Records ::
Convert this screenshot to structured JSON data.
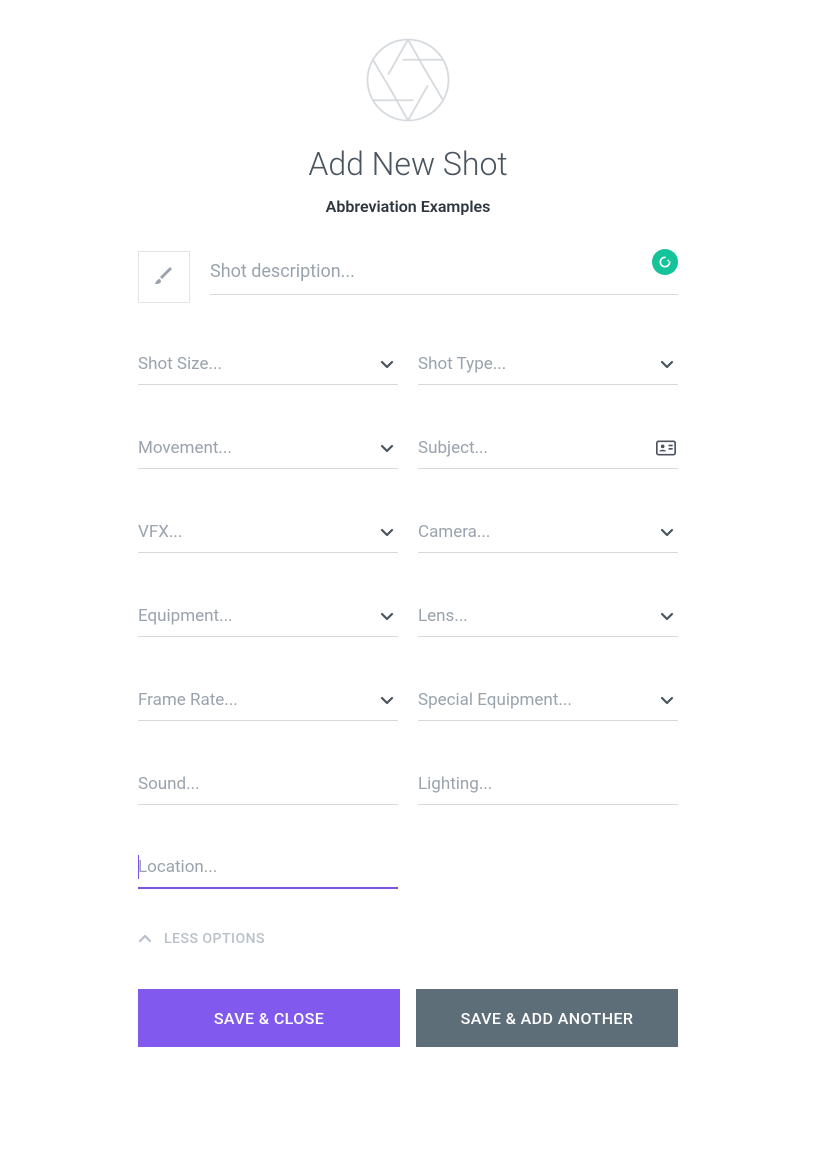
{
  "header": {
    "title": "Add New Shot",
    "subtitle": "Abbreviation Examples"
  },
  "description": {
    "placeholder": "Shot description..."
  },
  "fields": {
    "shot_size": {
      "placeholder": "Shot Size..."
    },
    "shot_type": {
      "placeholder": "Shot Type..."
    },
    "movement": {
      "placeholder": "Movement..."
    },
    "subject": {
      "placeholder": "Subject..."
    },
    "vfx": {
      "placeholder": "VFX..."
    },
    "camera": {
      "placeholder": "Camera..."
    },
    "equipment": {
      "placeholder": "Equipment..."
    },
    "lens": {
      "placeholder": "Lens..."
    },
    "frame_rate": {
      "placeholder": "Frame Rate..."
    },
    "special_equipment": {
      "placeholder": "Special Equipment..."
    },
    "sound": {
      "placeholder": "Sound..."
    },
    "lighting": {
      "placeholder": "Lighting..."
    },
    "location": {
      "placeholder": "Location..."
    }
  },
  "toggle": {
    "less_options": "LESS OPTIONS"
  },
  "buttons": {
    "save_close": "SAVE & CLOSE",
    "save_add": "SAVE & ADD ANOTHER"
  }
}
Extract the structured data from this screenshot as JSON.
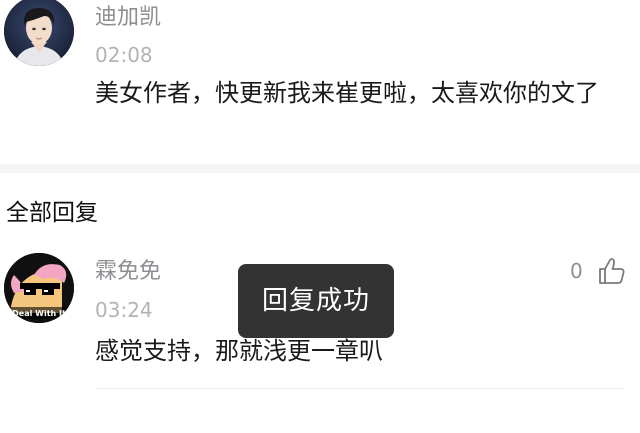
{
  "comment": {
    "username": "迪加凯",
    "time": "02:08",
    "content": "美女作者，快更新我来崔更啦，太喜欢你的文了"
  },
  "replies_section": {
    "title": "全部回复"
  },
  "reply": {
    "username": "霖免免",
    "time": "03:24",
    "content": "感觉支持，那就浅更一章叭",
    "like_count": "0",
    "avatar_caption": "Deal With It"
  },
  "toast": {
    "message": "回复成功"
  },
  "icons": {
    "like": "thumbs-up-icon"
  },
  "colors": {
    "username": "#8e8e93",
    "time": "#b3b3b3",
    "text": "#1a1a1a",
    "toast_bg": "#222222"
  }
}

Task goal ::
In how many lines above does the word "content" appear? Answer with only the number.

Answer space ::
2